Since its launch, 557 patients with HCV have been evaluated for an estimated range of 56% to 70% of the viremic population. Of those, 526 patients initiated treatment with DAAs, 37% of whom reported injection drug use within 6 months.

Patients who were homeless (74% vs. 94%; P = .0005) and those who reported current injection drug use (87% vs. 95%; P = .003) were less likely to achieve sustained virologic response compared with others.

“Although some parts of this program are empirical in nature and highly dependent on intangibles, such as vigilance and motivation amongst health care professionals and the public alike, it is hoped that treatment as prevention will lower the incidence and morbidity associated with HCV well in advance of the WHO targets,” the researchers wrote. “The results of Icelandic project will provide important data and inform others globally trying to achieve the WHO hepatitis C elimination goals.” – by Talitha Bennett

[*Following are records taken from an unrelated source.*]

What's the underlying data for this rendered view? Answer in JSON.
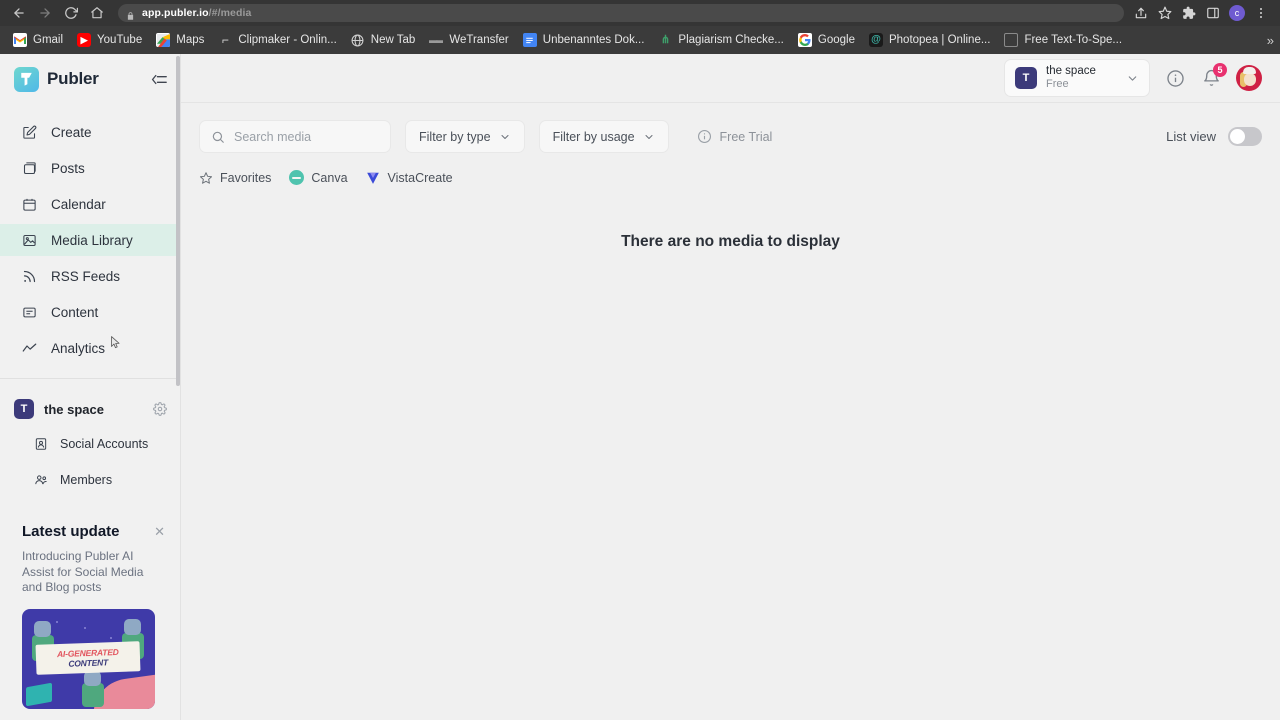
{
  "browser": {
    "url_host": "app.publer.io",
    "url_path": "/#/media",
    "nav": {
      "back": "back-arrow",
      "forward": "forward-arrow",
      "reload": "reload",
      "home": "home"
    },
    "actions": {
      "share": "share-icon",
      "bookmark": "star-icon",
      "extensions": "puzzle-icon",
      "sidepanel": "side-panel-icon",
      "profile_initial": "c",
      "menu": "kebab-menu-icon"
    },
    "bookmarks": [
      {
        "label": "Gmail",
        "icon": "gmail-icon"
      },
      {
        "label": "YouTube",
        "icon": "youtube-icon"
      },
      {
        "label": "Maps",
        "icon": "google-maps-icon"
      },
      {
        "label": "Clipmaker - Onlin...",
        "icon": "clipmaker-icon"
      },
      {
        "label": "New Tab",
        "icon": "globe-icon"
      },
      {
        "label": "WeTransfer",
        "icon": "wetransfer-icon"
      },
      {
        "label": "Unbenanntes Dok...",
        "icon": "google-docs-icon"
      },
      {
        "label": "Plagiarism Checke...",
        "icon": "plagiarism-icon"
      },
      {
        "label": "Google",
        "icon": "google-icon"
      },
      {
        "label": "Photopea | Online...",
        "icon": "photopea-icon"
      },
      {
        "label": "Free Text-To-Spe...",
        "icon": "tts-icon"
      }
    ],
    "bookmarks_overflow": "»"
  },
  "sidebar": {
    "logo_text": "Publer",
    "collapse_label": "collapse-sidebar",
    "nav_items": [
      {
        "label": "Create",
        "icon": "create-pencil-icon",
        "active": false
      },
      {
        "label": "Posts",
        "icon": "posts-icon",
        "active": false
      },
      {
        "label": "Calendar",
        "icon": "calendar-icon",
        "active": false
      },
      {
        "label": "Media Library",
        "icon": "media-library-icon",
        "active": true
      },
      {
        "label": "RSS Feeds",
        "icon": "rss-feed-icon",
        "active": false
      },
      {
        "label": "Content",
        "icon": "content-icon",
        "active": false
      },
      {
        "label": "Analytics",
        "icon": "analytics-icon",
        "active": false
      }
    ],
    "workspace": {
      "initial": "T",
      "name": "the space",
      "settings_icon": "gear-icon"
    },
    "sub_items": [
      {
        "label": "Social Accounts",
        "icon": "social-accounts-icon"
      },
      {
        "label": "Members",
        "icon": "members-icon"
      }
    ],
    "update_card": {
      "title": "Latest update",
      "close_icon": "close-icon",
      "body": "Introducing Publer AI Assist for Social Media and Blog posts",
      "image_line1_prefix": "AI",
      "image_line1": "AI-GENERATED",
      "image_line2": "CONTENT"
    }
  },
  "topbar": {
    "workspace_selector": {
      "initial": "T",
      "name": "the space",
      "plan": "Free",
      "caret_icon": "chevron-down-icon"
    },
    "info_icon": "info-icon",
    "notifications": {
      "icon": "bell-icon",
      "count": "5"
    },
    "avatar": "user-avatar"
  },
  "toolbar": {
    "search": {
      "placeholder": "Search media",
      "value": "",
      "icon": "search-icon"
    },
    "filters": [
      {
        "label": "Filter by type",
        "icon": "chevron-down-icon"
      },
      {
        "label": "Filter by usage",
        "icon": "chevron-down-icon"
      }
    ],
    "trial": {
      "label": "Free Trial",
      "icon": "info-icon"
    },
    "list_view": {
      "label": "List view",
      "enabled": false
    }
  },
  "sources": [
    {
      "label": "Favorites",
      "icon": "star-icon"
    },
    {
      "label": "Canva",
      "icon": "canva-icon"
    },
    {
      "label": "VistaCreate",
      "icon": "vistacreate-icon"
    }
  ],
  "main": {
    "empty_message": "There are no media to display"
  },
  "colors": {
    "accent_green": "#2eb67d",
    "active_bg": "#dcefe8",
    "sidebar_bg": "#f1f1f1",
    "workspace_badge": "#3c3a7a",
    "badge_pink": "#e8316f",
    "canva_teal": "#4fc3ae"
  }
}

Disclosure: Olafsson reports he received speakers fees from Merck. Please see the full study for the other authors’ relevant financial disclosures.